An Austrian biologist has criticised restrictive lawnmowing and claimed that no one should be taken aback by a decline in butterfly biodiversity.
Together with moths and the numerous bee species, butterflies help to keep ecosystems stable with their engaged pollination efforts.
Dr Andrea Grill has warned that the insects would suffer from the restrictive approach to cutting back meadows as exhibited by residents and city councils’ gardening departments.
Andrea, 48, explained: “A third of the butterflies that exist in Austria are eating grass.”
Speaking to broadcaster ORF, the renowned researcher and author criticised: “We are throwing away the grass. Afterwards, everyone is surprised that there aren’t any butterflies around here.”
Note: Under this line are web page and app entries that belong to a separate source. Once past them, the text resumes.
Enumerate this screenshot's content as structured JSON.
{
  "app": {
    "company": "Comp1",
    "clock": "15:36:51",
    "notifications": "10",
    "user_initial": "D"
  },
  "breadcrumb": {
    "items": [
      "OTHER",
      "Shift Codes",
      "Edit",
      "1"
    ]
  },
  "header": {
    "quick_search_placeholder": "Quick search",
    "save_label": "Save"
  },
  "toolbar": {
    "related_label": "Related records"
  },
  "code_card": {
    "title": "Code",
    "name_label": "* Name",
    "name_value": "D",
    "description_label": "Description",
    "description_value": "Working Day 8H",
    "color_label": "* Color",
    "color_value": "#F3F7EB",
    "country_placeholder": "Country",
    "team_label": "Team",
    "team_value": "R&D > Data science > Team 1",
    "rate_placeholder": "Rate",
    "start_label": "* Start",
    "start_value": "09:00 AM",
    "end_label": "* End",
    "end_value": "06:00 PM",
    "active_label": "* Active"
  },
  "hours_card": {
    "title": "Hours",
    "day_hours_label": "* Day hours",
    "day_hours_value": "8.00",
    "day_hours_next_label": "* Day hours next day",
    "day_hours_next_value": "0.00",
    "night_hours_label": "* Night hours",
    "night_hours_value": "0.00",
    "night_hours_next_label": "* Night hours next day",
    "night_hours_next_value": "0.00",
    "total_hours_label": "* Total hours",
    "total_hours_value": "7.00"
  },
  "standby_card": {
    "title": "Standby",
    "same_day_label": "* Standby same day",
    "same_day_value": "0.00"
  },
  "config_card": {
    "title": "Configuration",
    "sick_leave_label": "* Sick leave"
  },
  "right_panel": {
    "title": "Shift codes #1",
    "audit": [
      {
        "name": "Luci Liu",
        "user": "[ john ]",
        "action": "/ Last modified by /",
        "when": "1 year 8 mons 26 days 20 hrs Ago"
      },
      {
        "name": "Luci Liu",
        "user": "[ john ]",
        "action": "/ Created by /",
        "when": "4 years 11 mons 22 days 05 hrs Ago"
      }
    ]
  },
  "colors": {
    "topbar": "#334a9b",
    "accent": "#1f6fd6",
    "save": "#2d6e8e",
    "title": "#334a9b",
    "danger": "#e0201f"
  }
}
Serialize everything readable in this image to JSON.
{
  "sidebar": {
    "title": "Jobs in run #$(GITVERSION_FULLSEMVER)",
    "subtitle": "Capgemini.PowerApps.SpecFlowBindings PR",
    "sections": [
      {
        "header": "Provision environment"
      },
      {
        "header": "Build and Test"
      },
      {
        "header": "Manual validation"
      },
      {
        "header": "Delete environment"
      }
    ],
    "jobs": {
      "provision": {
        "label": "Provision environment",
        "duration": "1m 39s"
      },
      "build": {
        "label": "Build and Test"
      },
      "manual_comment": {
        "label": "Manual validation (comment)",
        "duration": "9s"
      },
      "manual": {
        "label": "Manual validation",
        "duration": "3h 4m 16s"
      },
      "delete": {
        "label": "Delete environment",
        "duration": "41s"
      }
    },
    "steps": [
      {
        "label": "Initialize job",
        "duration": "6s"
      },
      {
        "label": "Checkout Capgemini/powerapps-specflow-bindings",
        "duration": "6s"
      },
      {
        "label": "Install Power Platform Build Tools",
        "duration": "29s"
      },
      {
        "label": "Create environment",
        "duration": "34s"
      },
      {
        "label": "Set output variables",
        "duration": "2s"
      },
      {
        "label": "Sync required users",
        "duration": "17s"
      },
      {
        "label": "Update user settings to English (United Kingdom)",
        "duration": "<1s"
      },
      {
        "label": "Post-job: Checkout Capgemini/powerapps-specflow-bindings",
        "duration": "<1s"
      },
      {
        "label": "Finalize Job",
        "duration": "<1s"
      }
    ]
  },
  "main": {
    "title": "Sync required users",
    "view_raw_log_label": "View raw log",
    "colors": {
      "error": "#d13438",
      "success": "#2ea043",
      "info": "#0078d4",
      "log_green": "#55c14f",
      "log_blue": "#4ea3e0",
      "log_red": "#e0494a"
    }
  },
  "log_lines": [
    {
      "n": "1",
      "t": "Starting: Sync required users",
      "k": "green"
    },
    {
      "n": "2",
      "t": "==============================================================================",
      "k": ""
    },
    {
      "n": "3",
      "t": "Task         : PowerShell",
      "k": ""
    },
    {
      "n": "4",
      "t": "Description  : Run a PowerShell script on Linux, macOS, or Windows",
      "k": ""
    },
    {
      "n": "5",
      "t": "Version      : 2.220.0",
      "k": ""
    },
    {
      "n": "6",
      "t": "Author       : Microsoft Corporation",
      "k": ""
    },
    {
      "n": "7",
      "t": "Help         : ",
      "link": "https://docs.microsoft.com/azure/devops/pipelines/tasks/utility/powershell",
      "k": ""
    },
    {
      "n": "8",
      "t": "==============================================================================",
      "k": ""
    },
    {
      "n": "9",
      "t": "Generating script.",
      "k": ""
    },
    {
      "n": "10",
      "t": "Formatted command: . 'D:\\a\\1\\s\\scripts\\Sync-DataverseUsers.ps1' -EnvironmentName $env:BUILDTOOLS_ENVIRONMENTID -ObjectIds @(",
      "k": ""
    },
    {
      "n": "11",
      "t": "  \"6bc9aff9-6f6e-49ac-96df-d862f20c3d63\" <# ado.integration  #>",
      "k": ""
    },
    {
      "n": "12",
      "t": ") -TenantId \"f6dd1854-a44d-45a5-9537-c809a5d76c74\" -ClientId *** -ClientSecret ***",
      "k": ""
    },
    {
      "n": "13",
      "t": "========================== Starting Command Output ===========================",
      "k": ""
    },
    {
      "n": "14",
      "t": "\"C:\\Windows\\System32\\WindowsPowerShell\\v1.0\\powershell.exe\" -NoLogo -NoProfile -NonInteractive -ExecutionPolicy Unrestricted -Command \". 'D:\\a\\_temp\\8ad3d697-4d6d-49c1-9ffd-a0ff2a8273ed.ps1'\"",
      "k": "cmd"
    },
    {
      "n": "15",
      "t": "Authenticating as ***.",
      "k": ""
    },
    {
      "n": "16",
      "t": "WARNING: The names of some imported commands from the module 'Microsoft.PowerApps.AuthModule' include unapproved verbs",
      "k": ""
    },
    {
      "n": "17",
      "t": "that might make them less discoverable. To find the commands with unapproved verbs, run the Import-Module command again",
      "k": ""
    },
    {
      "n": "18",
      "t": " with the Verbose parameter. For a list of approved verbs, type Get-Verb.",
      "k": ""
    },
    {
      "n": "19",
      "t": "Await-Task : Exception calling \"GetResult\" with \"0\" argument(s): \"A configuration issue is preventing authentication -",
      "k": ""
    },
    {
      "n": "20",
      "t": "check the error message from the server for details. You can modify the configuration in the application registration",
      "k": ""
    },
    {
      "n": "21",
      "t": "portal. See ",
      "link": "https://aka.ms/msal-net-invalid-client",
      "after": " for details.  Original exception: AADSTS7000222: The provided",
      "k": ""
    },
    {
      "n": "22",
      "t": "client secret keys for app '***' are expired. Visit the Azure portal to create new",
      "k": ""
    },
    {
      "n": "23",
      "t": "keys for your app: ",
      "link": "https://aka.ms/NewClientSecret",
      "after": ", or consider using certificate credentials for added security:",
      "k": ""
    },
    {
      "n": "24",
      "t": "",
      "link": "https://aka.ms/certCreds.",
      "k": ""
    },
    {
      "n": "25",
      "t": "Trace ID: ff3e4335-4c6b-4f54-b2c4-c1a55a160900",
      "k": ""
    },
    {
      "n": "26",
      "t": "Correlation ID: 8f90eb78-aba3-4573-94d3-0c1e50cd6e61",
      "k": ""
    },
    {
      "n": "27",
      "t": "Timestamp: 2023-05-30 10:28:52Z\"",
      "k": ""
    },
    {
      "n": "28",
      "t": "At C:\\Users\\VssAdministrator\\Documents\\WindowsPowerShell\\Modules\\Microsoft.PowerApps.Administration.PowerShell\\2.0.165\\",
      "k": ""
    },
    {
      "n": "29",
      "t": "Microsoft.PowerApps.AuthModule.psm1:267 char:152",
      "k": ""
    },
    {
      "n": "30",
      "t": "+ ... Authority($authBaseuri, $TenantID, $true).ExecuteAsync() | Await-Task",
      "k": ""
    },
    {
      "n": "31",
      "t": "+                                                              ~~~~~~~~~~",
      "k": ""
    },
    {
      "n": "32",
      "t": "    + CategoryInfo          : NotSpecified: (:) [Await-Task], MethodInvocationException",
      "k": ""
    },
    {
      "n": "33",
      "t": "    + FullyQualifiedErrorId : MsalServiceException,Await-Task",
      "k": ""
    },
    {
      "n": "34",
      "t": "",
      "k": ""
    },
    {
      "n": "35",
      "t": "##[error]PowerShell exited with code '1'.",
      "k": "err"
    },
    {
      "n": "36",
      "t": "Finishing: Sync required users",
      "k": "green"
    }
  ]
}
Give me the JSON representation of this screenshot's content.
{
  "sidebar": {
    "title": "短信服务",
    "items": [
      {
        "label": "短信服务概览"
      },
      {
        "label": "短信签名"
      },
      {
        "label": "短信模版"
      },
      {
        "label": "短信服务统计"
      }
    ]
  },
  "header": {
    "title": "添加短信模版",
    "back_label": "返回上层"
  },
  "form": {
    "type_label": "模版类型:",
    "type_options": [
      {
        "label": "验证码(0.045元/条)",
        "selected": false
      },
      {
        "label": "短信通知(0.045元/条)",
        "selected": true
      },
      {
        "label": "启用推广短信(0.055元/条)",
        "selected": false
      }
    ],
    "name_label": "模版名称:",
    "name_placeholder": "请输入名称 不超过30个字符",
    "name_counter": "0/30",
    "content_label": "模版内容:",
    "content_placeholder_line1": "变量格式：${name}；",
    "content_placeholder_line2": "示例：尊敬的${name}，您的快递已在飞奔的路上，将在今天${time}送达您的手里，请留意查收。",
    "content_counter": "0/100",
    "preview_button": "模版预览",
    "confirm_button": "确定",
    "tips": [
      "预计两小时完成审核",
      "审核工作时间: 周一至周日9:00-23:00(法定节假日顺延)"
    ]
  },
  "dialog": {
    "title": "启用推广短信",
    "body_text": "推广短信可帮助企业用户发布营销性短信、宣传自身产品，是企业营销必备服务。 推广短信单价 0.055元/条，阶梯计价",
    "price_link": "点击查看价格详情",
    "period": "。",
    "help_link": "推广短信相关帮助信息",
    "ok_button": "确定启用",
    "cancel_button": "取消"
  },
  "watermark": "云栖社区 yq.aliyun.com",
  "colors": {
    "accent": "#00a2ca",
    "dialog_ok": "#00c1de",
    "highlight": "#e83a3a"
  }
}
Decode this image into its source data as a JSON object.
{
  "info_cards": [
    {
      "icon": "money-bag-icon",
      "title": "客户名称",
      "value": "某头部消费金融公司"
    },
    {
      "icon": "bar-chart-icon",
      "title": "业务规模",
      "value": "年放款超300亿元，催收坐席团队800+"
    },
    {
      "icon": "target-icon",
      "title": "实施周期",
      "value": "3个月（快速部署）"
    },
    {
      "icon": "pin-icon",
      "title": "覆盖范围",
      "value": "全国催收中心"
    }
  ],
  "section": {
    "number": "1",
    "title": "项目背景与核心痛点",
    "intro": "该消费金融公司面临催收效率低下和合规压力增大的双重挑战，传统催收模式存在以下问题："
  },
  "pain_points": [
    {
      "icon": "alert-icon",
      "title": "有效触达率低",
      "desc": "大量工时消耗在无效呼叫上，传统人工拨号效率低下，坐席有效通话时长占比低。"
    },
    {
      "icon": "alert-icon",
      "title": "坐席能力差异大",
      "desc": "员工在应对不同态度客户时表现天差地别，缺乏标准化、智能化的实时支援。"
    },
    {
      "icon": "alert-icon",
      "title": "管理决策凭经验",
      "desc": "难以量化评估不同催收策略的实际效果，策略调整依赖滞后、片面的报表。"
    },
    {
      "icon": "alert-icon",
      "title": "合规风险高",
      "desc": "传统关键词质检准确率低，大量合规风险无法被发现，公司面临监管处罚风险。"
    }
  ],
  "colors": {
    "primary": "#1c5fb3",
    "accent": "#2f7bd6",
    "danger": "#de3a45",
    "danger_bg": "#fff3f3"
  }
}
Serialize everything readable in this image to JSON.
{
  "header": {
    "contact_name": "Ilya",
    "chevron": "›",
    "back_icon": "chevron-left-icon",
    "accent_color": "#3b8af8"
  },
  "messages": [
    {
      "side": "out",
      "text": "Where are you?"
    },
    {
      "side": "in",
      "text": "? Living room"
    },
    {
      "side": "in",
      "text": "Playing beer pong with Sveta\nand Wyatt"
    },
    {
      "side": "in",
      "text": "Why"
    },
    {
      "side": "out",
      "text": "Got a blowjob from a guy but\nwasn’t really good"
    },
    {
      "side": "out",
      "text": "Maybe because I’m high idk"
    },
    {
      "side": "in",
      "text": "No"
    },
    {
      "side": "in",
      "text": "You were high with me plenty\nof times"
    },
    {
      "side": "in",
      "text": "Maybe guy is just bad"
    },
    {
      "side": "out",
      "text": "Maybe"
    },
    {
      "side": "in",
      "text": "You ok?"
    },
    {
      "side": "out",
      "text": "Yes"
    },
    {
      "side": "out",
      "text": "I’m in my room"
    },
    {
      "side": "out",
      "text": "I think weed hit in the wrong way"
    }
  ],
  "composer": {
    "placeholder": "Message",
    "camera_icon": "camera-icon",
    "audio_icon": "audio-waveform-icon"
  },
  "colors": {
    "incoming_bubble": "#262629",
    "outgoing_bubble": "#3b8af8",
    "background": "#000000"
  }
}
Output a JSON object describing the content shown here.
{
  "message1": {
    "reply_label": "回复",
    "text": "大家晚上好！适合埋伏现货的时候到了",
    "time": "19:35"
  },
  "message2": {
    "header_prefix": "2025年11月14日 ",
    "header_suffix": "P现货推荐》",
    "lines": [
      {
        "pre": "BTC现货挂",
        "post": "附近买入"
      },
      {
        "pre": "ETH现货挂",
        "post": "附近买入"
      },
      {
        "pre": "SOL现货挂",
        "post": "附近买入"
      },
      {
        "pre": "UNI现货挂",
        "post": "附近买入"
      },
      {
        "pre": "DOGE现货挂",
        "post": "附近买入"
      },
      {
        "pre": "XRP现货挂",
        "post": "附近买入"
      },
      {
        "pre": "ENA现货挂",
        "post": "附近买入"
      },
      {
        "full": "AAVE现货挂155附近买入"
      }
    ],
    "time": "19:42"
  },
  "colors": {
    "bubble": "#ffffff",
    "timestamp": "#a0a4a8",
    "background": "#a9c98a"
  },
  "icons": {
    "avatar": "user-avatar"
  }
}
The award-winning writer, who has also penned novels for adults, said she decided to abstain from taking an alarmist stance in “Bio-Diversi-Was?”
The scientist argued: “I have to remain optimistic when I address children.”
She emphasised: “There haven’t been just negative developments. Our rivers and lakes are cleaner than they used to be. And in cities, biodiversity is increasing.”
Andrea decided to ‘interview’ 65 animals for her latest release.
The Vienna-based author said: “I wanted to create a book that is as lively as possible. If the texts were like those you find in an encyclopedia, readers would get bored quickly.”
Andrea’s criticism of drastic lawnmowing comes just days after council officials in Vienna announced their decision to allow the grass on city-owned premises to grow to seven to 10 centimetres (2.8 to 3.9 inches).
Previously, the grass was cut much sooner. The decision is a reaction to the engagement of an initiative formed by eco-minded tenants of a city-administered housing estate in the district of Hietzing.
There are around 4,000 butterfly species in Austria, according to the Naturschutzbund Austria, an environmental organisation which warns that most domestic butterfly types are in decline.
The Smithsonian – a renowned American research centre – reports that there are around 17,500 species of butterflies globally.